Super Babies or New Rules?
You probably noticed the headlines: for the first time, U.S.-based scientists have genetically modified a human embryo. This follows similar news from China, which, like the U.S., has touted the ability to correct defective genes that cause inherited diseases like cystic fibrosis, or to resolve the predilection to cancer or heart disease.
This marks the new era of human gene editing—what some are calling “designer babies,” what others might soon be calling “super babies.” The question for all of us to wonder is: where will this lead?
A recent article by popular scientist Vivek Wadhwa lays out some of the possibilities. He says that the new CRISPR process to edit genes in humans and animals has basically made it as easy and nearly as cheap to snip and replace bits of DNA as it is to edit computer code—and scientists see some similarities between the two. Computer code and DNA are both shorthand commands for very complex processes, and as those commands are understood, their possibilities expand.
The ability to modify an embryo doesn’t necessarily have to stop with genetic-related diseases. While they’re checking for the gene for cystic fibrosis, would you want a medical team to make a few nips and tucks, and guarantee that the child will be born with blonde hair, blue eyes or greater intelligence? There are reports of parents who have given their young children human growth hormone and anabolic steroids in order to turn them into more successful adult athletes.
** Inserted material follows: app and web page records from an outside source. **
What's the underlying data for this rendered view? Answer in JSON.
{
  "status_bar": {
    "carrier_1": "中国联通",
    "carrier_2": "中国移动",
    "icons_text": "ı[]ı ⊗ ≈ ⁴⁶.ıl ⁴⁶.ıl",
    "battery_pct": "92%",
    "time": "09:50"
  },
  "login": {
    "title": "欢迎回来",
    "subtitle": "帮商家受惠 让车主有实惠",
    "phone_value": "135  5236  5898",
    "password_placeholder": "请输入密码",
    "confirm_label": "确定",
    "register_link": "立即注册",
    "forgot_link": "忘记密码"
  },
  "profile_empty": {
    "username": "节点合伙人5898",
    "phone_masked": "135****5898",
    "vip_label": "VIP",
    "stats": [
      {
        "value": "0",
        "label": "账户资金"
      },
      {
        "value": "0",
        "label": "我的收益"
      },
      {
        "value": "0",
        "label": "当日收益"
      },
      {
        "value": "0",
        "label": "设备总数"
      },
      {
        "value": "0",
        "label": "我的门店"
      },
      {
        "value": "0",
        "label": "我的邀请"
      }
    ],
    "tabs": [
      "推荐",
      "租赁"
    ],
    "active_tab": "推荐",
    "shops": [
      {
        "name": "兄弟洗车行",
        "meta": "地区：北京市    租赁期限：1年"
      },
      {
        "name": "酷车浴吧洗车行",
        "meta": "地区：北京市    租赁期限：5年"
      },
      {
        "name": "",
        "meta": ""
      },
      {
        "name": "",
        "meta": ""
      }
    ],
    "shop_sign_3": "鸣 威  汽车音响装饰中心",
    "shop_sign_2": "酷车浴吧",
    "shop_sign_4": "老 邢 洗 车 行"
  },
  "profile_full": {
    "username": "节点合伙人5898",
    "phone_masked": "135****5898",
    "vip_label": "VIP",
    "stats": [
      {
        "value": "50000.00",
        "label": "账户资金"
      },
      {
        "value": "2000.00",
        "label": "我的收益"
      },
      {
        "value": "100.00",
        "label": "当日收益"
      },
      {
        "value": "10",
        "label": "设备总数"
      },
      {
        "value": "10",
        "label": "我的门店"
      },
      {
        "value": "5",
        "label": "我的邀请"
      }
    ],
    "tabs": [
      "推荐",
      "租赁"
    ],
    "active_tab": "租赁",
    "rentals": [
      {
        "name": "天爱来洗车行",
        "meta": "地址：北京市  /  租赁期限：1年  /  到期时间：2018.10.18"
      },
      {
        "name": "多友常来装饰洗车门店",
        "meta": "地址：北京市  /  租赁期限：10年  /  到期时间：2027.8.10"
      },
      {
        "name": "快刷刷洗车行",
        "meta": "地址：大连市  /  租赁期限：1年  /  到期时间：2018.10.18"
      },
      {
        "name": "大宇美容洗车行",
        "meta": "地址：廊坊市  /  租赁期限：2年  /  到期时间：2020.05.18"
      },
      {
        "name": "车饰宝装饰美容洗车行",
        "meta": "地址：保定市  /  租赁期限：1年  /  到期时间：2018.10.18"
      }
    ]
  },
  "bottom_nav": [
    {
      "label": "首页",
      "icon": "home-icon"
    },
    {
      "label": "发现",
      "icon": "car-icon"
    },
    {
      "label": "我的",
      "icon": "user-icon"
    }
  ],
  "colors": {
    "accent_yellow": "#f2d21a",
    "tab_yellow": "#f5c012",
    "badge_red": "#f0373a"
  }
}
What if a creative, clandestine team of researchers approached that same family and promised that they could tinker with the next embryo and produce a seven and a half foot, four hundred pound gridiron competitor?
Other parents might want to add a few IQ points to their childrens’ intelligence, and scientists have recently uncovered several places in the human DNA that seems to code for intelligence. Why stop at a few IQ points when you could conceivably ensure that your child would be a transcendent genius with intelligence off the conventional charts? And what would be the impact on society of a dozen, a hundred or a few thousand super-intelligent, genetically-engineered citizens?
Meanwhile, as it becomes easier and less expensive to hack the life code, we could see terrorists creating frightening new viral or bacterial diseases for which there is no cure.
In February, an advisory body from the National Academy of Sciences announced support for using CRISPR to edit the genes of embryos exclusively to remove DNA sequences that doctors say can cause serious heritable diseases. But rather than hailing this as a first step in an ethical debate about modifying life as it has evolved on this planet, many scientists see the go-ahead as the first step down a long pathway that could lead to very serious consequences in the future.